**REQUIRED WORK**:
Search the material for the word "title" and copy each line that holds it.

Top of DATA FOR PROCESSING

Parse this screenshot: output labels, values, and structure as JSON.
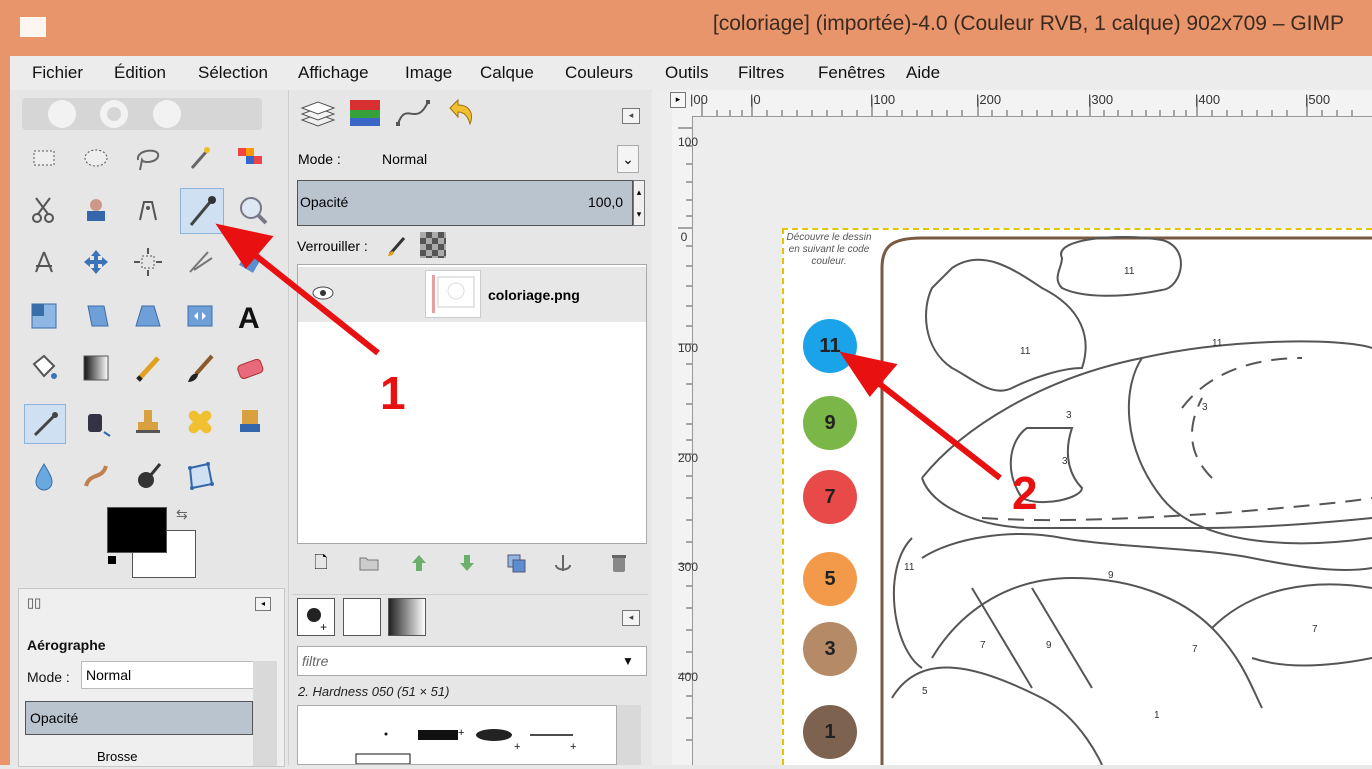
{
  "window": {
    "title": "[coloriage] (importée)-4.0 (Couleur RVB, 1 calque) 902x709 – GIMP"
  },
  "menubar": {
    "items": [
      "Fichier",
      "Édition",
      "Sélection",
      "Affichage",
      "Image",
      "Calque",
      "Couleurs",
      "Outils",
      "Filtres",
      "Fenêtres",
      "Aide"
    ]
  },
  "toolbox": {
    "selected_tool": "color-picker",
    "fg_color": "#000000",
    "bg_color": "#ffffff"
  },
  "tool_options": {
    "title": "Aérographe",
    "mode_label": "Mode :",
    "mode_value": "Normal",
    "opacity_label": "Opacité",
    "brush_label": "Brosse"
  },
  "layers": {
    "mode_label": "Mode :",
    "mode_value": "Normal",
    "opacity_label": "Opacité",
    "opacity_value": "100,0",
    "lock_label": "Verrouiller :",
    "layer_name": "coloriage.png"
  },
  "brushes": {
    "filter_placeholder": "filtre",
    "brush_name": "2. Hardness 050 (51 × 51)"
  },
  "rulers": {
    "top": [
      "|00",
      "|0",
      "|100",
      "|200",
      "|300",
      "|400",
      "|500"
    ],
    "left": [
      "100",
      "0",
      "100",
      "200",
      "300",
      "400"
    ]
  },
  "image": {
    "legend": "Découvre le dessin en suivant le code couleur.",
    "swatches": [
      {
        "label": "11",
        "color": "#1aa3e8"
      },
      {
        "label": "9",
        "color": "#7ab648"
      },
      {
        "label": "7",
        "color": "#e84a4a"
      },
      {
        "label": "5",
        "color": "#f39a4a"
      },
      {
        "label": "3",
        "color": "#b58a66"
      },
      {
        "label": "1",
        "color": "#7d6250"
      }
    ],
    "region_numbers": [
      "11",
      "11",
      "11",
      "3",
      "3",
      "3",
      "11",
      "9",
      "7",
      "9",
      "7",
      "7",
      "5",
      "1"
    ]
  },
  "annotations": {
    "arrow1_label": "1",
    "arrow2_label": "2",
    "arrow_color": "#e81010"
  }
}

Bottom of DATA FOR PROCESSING
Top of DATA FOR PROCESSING

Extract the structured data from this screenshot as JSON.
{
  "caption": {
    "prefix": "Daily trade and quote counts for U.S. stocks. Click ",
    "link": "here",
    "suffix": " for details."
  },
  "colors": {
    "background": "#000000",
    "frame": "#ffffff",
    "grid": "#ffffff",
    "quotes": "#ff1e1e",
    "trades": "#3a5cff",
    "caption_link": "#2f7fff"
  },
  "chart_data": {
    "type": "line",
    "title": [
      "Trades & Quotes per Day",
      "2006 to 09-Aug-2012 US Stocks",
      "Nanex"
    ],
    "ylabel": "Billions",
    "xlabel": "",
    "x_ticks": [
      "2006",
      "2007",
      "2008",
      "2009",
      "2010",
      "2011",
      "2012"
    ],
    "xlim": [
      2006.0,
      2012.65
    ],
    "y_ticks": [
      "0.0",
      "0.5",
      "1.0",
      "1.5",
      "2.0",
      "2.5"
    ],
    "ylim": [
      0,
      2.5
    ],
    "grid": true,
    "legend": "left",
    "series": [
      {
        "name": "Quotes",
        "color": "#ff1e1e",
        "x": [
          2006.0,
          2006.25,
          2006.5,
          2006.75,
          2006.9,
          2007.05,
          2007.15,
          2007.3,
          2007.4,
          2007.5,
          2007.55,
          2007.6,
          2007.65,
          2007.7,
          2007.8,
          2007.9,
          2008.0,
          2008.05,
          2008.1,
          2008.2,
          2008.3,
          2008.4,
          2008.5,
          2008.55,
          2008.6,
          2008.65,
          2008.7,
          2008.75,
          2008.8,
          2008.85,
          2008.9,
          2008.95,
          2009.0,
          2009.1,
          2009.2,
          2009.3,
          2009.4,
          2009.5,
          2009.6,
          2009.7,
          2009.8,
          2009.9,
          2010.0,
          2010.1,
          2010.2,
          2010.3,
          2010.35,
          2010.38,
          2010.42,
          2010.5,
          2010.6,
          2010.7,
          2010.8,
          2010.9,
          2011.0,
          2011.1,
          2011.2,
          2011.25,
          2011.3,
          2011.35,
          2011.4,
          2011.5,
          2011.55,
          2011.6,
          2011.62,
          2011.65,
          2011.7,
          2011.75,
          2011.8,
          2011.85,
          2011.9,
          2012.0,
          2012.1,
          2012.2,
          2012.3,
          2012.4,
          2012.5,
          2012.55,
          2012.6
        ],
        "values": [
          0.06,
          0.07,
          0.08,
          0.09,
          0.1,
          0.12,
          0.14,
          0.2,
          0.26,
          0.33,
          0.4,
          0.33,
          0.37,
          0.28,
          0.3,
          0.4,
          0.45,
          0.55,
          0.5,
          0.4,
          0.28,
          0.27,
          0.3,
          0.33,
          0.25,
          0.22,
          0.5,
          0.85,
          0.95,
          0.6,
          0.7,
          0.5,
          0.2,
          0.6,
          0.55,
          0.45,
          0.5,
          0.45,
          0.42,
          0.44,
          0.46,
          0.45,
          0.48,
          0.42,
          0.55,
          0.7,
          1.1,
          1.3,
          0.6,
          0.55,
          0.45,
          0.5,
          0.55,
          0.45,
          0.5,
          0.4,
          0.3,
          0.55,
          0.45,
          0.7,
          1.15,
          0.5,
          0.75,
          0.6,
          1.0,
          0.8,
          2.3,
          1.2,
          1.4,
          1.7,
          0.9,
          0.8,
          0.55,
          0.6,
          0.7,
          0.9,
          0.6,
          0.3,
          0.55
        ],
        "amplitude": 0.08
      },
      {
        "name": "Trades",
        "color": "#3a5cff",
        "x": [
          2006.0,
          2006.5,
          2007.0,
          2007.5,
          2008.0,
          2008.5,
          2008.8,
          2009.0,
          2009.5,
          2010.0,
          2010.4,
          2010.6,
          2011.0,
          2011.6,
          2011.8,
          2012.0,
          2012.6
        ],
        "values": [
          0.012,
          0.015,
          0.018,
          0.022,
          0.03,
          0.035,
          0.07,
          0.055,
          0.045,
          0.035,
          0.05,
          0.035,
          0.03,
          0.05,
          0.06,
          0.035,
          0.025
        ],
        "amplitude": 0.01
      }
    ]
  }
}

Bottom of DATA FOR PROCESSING

**SOLUTION**:
    "title": "[coloriage] (importée)-4.0 (Couleur RVB, 1 calque) 902x709 – GIMP"
    "title": "Aérographe",
    "title": [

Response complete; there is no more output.